> **Problem to solve**
Copy the records below word for word, leaving out nothing.

(App and web page records)

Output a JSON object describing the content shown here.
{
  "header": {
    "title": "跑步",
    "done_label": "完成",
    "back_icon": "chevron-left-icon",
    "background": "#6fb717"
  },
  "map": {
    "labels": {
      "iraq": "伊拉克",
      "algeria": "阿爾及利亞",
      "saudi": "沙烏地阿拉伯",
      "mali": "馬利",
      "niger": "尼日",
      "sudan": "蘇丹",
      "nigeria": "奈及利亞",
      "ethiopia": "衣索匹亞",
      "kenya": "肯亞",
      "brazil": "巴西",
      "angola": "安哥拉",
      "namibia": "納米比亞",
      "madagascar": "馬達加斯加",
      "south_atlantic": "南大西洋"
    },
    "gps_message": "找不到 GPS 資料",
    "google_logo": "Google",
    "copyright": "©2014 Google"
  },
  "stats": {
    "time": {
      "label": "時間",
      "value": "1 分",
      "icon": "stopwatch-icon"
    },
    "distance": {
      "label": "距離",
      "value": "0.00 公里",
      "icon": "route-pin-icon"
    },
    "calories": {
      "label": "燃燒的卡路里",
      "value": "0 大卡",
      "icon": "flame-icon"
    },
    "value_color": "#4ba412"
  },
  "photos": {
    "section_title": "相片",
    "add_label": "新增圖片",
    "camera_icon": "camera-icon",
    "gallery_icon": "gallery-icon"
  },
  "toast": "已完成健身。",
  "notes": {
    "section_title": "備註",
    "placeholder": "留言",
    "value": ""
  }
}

> **Solution**
Output a JSON object describing the content shown here.
{
  "header": {
    "title": "跑步",
    "done_label": "完成",
    "back_icon": "chevron-left-icon",
    "background": "#6fb717"
  },
  "map": {
    "labels": {
      "iraq": "伊拉克",
      "algeria": "阿爾及利亞",
      "saudi": "沙烏地阿拉伯",
      "mali": "馬利",
      "niger": "尼日",
      "sudan": "蘇丹",
      "nigeria": "奈及利亞",
      "ethiopia": "衣索匹亞",
      "kenya": "肯亞",
      "brazil": "巴西",
      "angola": "安哥拉",
      "namibia": "納米比亞",
      "madagascar": "馬達加斯加",
      "south_atlantic": "南大西洋"
    },
    "gps_message": "找不到 GPS 資料",
    "google_logo": "Google",
    "copyright": "©2014 Google"
  },
  "stats": {
    "time": {
      "label": "時間",
      "value": "1 分",
      "icon": "stopwatch-icon"
    },
    "distance": {
      "label": "距離",
      "value": "0.00 公里",
      "icon": "route-pin-icon"
    },
    "calories": {
      "label": "燃燒的卡路里",
      "value": "0 大卡",
      "icon": "flame-icon"
    },
    "value_color": "#4ba412"
  },
  "photos": {
    "section_title": "相片",
    "add_label": "新增圖片",
    "camera_icon": "camera-icon",
    "gallery_icon": "gallery-icon"
  },
  "toast": "已完成健身。",
  "notes": {
    "section_title": "備註",
    "placeholder": "留言",
    "value": ""
  }
}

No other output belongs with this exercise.